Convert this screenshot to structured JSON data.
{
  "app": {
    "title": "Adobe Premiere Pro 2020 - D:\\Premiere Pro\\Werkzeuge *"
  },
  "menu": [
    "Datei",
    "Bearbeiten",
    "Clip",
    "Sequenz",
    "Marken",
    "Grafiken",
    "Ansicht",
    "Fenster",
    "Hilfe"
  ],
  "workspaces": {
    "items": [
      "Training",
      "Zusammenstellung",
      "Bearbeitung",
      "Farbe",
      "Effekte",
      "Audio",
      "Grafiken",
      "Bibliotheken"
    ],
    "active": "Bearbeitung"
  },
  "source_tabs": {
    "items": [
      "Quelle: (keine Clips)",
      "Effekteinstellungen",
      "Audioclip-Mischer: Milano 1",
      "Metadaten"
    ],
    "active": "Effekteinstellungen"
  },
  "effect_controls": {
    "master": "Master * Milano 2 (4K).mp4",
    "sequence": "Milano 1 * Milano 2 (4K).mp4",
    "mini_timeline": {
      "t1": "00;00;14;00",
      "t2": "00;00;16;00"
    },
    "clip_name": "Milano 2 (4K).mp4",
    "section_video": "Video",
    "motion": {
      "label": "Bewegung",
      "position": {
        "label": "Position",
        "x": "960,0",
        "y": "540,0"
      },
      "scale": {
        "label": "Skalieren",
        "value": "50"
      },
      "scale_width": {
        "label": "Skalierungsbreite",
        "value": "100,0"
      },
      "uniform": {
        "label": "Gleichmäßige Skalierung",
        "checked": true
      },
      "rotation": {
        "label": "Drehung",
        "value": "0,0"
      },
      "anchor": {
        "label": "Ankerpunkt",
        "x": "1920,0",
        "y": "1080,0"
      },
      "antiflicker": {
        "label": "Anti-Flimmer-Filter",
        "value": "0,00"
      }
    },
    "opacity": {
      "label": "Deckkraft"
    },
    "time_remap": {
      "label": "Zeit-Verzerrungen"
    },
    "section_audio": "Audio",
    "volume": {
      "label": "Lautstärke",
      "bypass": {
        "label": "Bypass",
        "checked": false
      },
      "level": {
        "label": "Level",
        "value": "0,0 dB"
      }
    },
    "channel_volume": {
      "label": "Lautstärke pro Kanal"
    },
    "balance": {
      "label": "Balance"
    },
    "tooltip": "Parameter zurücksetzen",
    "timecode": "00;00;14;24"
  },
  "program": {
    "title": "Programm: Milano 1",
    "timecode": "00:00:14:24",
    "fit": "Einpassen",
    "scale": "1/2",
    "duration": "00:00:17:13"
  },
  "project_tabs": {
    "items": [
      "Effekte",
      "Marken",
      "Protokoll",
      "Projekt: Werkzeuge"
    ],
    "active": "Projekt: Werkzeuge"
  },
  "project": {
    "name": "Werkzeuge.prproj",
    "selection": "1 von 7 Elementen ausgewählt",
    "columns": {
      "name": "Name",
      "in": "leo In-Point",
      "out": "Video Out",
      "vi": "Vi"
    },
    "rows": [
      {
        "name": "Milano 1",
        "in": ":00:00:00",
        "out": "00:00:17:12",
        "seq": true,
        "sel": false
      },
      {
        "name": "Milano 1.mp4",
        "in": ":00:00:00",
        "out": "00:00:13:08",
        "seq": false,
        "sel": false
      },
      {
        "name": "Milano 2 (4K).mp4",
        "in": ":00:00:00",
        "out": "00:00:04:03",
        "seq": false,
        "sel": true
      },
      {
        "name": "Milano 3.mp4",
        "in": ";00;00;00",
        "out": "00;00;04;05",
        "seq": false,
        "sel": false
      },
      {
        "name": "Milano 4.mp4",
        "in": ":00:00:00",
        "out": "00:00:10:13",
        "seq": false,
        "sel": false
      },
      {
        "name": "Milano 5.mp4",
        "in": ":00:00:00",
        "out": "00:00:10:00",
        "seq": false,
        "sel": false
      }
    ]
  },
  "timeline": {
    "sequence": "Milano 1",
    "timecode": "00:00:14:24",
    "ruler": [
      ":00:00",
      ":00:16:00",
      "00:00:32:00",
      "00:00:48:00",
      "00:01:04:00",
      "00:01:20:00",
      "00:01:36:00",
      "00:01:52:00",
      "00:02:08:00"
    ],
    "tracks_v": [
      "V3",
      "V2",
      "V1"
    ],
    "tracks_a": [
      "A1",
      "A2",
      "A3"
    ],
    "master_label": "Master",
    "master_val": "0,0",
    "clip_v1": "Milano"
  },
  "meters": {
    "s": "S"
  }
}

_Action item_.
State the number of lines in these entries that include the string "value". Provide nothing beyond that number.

_Result of this task_.
5